### What the exercise asks
Pick out the lines below that include the string "Transfer".

Segment Start: Task input

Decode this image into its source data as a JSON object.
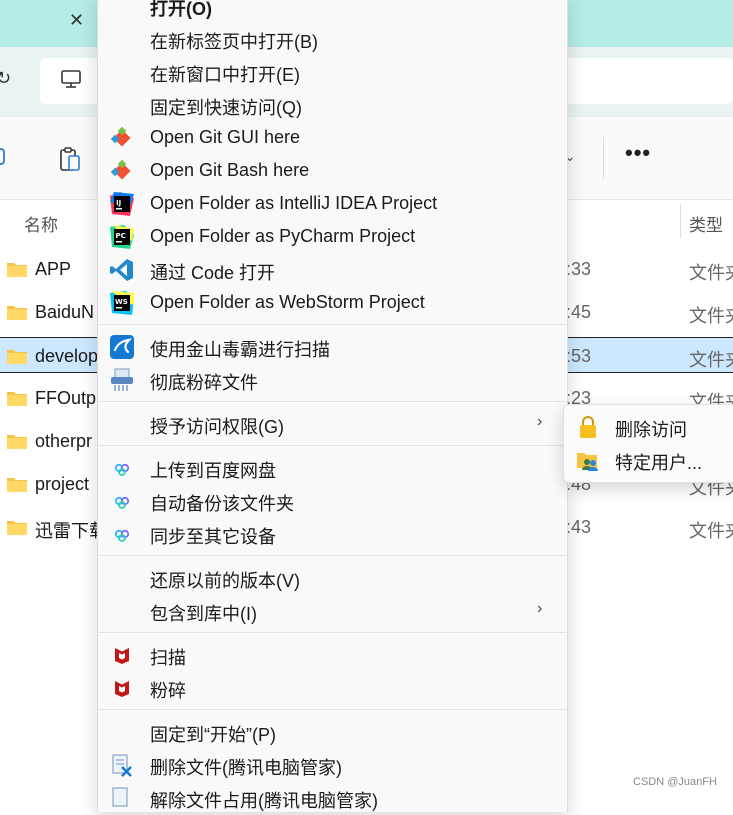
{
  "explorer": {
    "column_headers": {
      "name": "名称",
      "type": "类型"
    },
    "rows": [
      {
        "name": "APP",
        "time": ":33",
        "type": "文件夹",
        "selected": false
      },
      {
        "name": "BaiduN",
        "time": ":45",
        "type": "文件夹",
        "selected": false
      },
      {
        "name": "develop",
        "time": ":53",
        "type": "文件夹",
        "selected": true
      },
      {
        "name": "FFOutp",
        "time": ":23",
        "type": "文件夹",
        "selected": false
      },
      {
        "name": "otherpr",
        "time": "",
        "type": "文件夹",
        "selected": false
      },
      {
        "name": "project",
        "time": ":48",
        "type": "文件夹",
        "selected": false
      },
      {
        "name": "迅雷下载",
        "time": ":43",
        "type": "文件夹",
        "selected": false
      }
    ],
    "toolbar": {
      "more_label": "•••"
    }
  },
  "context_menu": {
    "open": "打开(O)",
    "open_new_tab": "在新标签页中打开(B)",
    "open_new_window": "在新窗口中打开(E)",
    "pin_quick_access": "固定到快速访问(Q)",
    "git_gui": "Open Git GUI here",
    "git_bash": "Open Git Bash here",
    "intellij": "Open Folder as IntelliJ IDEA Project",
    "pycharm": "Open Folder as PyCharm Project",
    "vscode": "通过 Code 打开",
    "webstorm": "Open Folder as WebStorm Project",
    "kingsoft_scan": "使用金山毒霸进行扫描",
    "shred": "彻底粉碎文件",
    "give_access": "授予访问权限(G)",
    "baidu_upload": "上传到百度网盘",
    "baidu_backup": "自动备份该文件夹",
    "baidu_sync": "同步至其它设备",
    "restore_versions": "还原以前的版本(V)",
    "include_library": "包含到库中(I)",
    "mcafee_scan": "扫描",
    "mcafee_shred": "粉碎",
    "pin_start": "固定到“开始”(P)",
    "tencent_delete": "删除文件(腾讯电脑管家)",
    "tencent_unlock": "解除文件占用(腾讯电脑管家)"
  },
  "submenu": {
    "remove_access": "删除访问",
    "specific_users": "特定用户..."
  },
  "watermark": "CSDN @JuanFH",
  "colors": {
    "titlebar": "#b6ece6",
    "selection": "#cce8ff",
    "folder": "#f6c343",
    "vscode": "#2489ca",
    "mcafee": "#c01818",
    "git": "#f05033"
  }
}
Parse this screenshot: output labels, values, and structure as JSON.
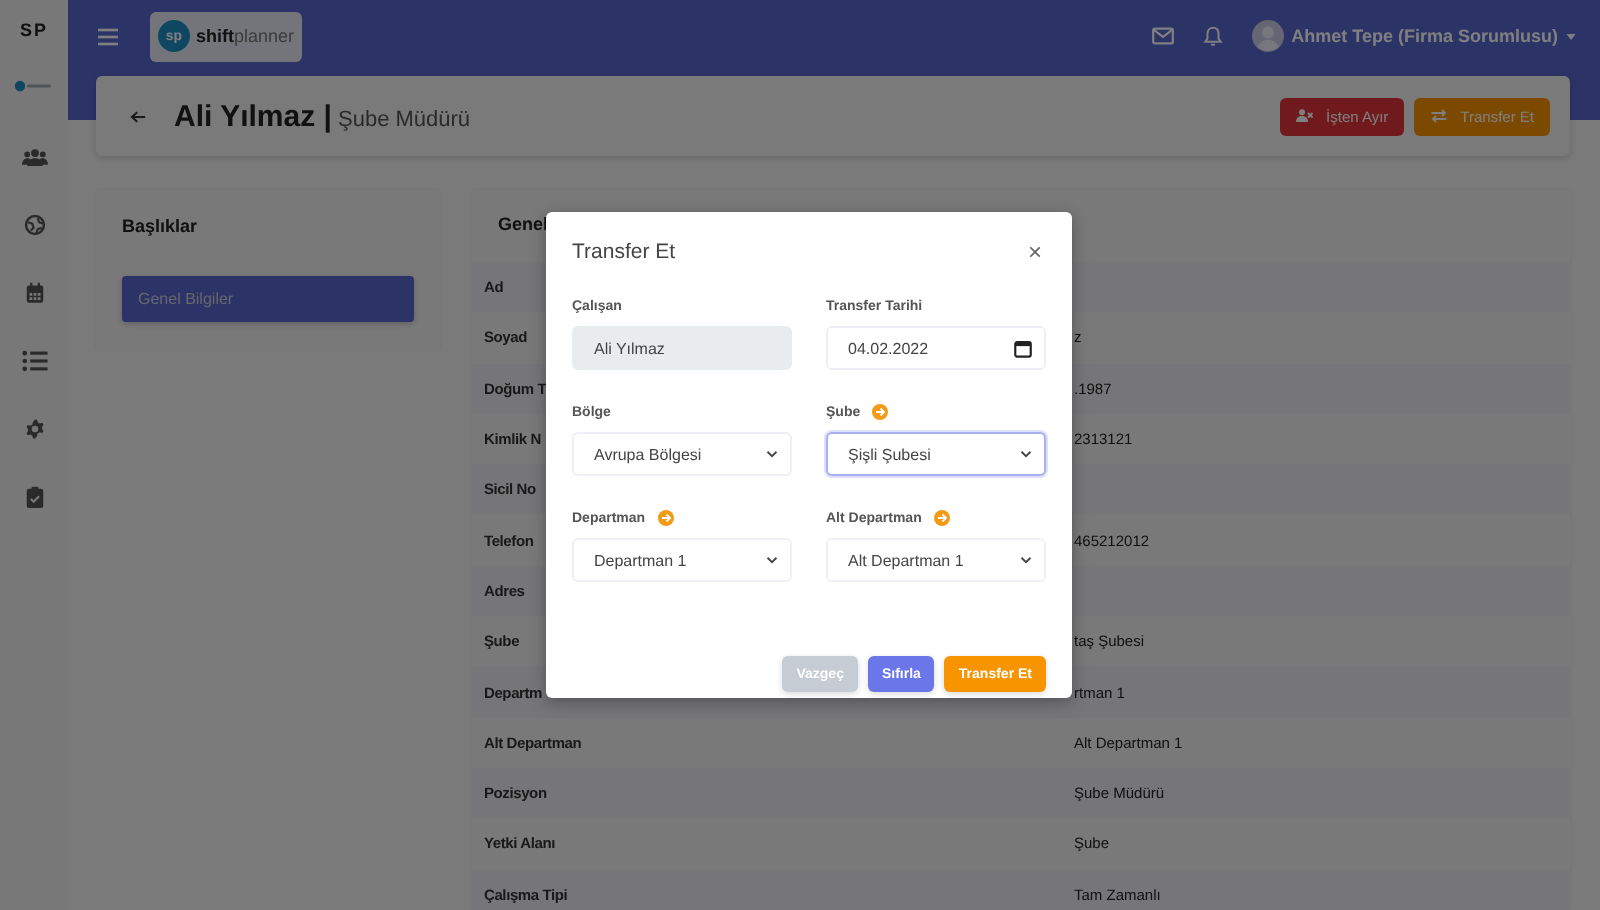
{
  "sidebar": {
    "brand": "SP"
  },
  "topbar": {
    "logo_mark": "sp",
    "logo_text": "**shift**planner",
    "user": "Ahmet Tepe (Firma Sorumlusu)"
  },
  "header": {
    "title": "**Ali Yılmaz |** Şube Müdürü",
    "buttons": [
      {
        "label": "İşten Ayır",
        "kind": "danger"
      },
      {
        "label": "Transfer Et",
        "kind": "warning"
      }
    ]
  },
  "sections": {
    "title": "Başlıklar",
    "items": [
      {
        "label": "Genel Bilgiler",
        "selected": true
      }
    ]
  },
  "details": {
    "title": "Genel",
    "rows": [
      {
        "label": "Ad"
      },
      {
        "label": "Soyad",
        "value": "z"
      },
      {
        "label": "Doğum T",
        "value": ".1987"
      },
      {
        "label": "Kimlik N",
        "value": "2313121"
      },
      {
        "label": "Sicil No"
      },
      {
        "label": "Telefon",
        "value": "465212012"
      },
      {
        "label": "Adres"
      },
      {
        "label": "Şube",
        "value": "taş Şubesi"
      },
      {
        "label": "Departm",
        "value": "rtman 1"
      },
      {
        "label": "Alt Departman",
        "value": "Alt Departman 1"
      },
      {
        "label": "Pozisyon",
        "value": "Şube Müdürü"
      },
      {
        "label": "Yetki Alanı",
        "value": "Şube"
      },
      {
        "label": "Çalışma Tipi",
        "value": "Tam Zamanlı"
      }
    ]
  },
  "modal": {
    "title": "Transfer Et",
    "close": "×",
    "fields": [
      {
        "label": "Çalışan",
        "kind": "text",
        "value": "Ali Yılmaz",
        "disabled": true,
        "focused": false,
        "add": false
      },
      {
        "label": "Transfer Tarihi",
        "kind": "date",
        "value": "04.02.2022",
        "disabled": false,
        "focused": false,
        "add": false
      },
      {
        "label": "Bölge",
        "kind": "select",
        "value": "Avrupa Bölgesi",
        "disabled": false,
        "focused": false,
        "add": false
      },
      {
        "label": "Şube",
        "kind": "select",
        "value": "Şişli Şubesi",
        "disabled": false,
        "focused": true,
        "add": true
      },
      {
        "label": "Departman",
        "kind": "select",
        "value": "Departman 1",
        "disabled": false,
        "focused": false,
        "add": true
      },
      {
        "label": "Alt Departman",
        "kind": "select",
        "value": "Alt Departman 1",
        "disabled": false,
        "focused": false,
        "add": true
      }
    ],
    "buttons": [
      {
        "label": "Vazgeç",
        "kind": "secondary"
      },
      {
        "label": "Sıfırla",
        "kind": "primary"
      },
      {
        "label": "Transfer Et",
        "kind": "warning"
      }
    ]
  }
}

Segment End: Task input
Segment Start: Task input

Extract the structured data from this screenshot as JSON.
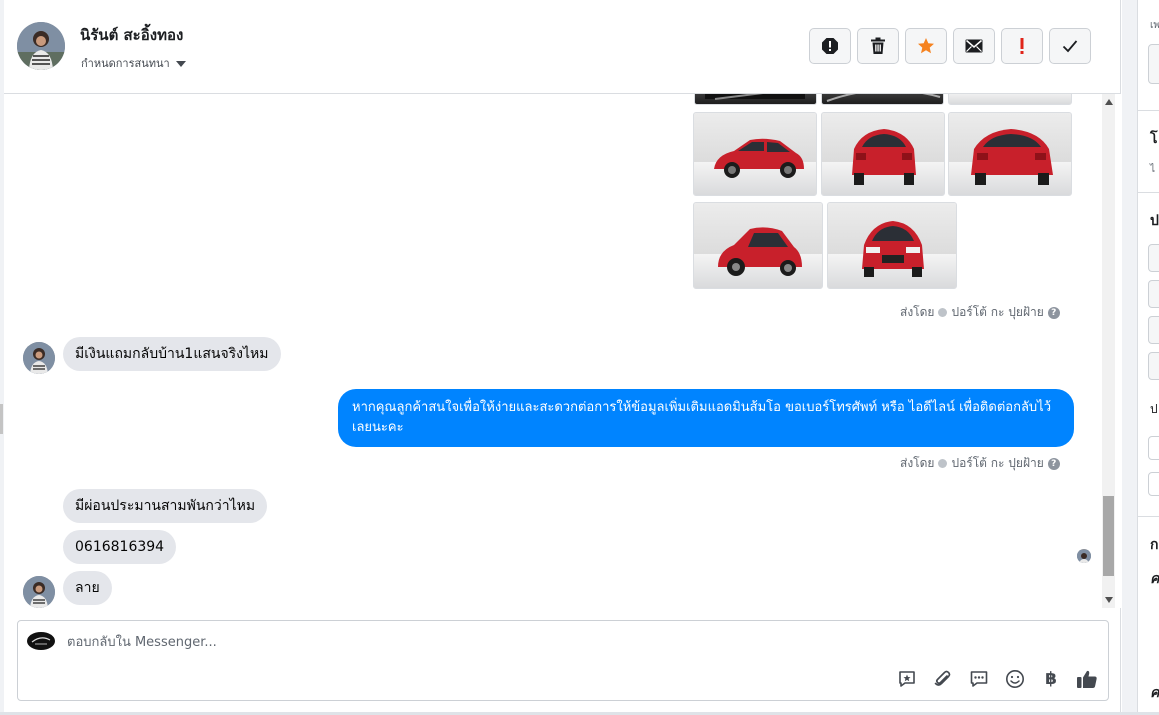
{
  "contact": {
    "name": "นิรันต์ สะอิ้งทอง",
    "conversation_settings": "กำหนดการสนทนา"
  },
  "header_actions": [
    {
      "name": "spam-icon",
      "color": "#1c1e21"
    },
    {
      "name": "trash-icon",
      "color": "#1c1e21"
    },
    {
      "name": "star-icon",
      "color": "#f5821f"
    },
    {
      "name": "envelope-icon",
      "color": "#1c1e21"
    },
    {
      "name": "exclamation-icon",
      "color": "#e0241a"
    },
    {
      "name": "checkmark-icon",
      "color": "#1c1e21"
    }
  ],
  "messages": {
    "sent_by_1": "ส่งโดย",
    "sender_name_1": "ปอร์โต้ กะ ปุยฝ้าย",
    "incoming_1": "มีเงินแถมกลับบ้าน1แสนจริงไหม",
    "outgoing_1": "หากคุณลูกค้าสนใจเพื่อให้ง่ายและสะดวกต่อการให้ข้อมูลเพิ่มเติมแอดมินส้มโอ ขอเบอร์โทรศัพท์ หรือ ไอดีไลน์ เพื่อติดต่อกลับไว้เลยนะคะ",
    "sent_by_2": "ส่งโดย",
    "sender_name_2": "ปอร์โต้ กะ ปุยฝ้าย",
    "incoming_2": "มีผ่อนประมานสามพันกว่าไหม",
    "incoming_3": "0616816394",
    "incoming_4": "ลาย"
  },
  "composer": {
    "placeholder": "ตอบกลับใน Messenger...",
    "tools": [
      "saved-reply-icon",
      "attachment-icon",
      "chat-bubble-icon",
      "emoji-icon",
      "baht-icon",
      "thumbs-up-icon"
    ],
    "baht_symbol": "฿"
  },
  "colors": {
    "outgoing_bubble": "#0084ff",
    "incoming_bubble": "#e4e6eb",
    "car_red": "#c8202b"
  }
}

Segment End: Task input
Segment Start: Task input

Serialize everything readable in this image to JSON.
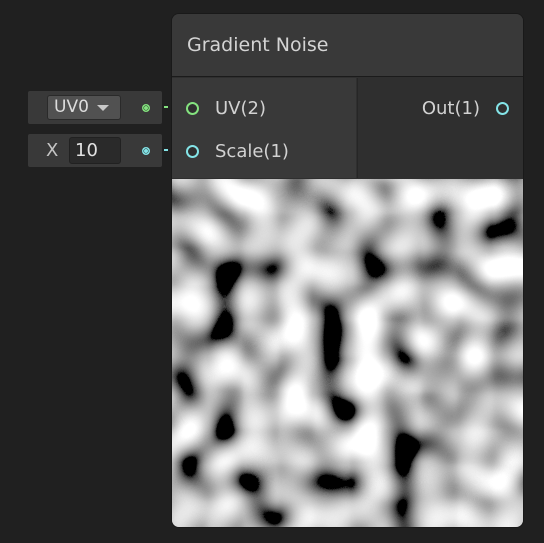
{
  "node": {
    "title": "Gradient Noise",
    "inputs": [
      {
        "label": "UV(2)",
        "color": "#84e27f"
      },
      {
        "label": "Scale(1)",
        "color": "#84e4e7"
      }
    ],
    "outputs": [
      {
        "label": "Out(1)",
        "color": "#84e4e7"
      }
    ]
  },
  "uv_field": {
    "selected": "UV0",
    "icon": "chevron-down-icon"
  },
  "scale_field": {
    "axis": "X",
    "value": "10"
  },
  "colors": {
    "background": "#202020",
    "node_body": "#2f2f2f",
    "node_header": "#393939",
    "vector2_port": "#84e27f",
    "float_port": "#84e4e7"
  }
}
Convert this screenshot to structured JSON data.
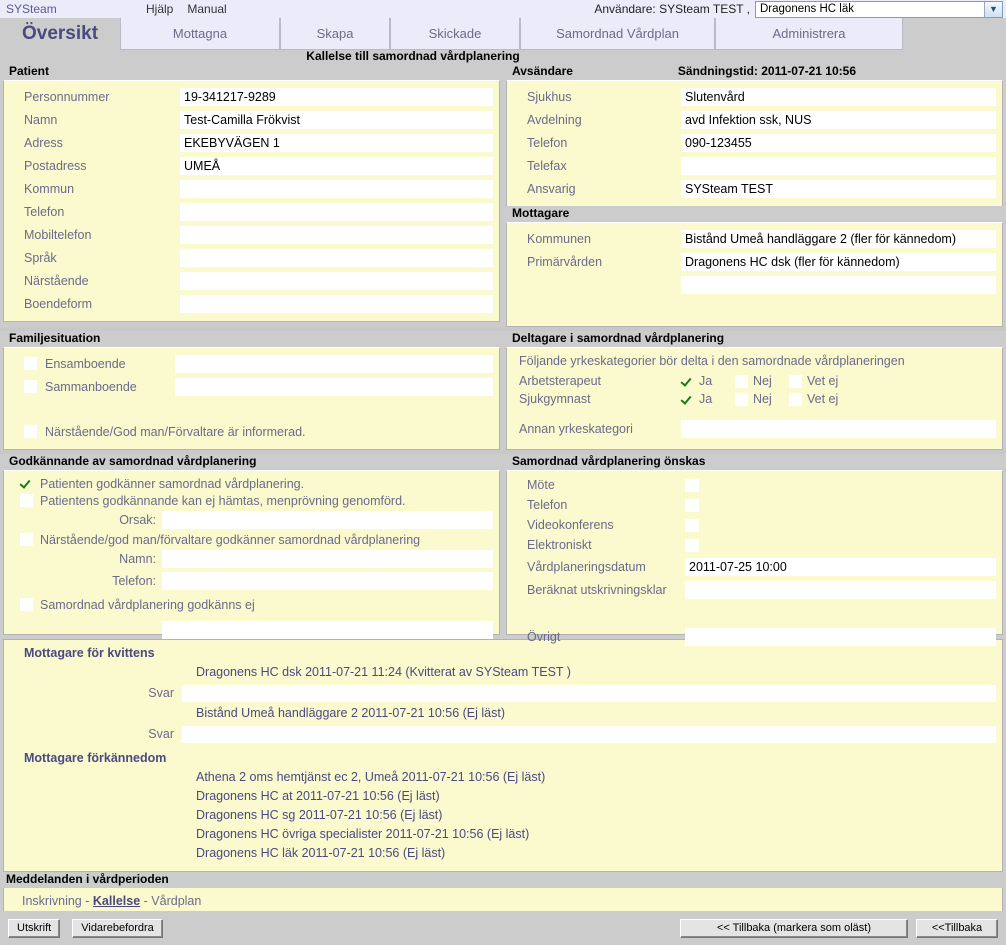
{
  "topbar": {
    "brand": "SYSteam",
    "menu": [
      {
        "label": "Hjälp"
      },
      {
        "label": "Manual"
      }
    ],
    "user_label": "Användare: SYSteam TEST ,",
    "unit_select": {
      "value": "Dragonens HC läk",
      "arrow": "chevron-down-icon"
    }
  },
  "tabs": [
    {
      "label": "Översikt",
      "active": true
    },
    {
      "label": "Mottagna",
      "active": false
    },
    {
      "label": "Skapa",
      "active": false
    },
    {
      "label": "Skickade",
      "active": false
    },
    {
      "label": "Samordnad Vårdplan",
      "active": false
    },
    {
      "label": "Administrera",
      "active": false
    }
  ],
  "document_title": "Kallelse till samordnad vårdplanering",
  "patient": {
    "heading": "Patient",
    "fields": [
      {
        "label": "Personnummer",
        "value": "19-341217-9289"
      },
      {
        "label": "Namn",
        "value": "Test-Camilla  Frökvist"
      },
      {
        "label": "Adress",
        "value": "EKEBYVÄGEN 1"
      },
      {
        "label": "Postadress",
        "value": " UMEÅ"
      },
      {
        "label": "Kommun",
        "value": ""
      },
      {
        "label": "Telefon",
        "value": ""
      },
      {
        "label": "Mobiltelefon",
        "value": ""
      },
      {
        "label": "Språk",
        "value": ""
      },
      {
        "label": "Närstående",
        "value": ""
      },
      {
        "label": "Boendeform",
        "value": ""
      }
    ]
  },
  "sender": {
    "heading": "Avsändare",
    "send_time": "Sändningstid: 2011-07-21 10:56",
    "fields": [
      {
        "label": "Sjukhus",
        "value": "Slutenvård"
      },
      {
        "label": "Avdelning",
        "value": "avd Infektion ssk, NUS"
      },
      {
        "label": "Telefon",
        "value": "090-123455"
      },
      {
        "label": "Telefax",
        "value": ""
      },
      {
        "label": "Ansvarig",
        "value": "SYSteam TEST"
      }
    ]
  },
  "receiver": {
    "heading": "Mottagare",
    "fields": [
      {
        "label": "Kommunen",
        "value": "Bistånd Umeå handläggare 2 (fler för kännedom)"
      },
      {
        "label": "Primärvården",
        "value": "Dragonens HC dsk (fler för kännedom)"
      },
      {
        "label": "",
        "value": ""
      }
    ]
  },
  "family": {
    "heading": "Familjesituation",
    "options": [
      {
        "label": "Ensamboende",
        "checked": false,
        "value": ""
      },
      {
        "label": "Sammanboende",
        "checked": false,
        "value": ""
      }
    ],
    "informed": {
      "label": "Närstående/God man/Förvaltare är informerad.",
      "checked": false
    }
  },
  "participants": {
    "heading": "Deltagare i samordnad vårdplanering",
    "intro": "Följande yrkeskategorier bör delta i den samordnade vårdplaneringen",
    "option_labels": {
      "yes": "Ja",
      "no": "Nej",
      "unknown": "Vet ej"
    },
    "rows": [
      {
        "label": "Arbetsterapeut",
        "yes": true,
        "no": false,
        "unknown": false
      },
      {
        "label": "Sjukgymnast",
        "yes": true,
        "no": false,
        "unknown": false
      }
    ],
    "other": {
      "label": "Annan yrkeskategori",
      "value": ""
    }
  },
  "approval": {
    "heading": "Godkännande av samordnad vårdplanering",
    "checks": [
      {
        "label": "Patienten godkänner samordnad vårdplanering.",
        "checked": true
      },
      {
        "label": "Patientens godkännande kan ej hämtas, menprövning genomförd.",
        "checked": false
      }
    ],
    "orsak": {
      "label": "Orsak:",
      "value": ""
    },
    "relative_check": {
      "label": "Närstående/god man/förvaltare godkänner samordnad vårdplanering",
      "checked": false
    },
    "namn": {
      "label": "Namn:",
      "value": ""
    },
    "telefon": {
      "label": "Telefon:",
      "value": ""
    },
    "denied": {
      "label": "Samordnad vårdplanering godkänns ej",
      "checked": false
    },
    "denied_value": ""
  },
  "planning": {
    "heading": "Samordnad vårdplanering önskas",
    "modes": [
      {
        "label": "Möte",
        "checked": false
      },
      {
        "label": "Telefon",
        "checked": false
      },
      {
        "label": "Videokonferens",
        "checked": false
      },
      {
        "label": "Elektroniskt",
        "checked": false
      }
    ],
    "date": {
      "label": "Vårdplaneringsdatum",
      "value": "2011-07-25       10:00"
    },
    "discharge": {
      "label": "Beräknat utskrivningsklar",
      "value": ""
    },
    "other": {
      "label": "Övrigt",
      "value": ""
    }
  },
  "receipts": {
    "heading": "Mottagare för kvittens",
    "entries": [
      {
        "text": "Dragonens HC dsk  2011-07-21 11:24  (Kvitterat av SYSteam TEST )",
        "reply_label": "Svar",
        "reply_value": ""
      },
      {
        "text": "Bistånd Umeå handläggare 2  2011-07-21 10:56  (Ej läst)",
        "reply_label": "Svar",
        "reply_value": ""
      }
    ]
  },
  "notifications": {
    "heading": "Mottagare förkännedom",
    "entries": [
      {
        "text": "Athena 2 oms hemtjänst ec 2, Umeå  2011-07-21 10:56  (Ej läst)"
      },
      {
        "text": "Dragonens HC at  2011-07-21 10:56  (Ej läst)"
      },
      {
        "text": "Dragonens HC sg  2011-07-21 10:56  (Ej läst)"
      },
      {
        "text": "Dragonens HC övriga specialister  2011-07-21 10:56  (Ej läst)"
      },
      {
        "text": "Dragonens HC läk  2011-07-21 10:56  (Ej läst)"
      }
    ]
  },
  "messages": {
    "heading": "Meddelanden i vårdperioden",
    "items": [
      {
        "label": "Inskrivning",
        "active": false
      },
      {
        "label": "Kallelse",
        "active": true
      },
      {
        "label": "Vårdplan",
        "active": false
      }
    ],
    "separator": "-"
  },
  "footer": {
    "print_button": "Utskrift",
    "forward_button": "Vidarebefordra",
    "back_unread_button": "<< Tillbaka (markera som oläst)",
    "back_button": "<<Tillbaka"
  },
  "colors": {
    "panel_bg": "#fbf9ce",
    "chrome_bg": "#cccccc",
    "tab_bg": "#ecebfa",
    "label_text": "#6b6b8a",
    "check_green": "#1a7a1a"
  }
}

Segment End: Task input

### Reply
        "label": "Transfer Et",
    "title": "Transfer Et",
        "label": "Transfer Tarihi",
        "label": "Transfer Et",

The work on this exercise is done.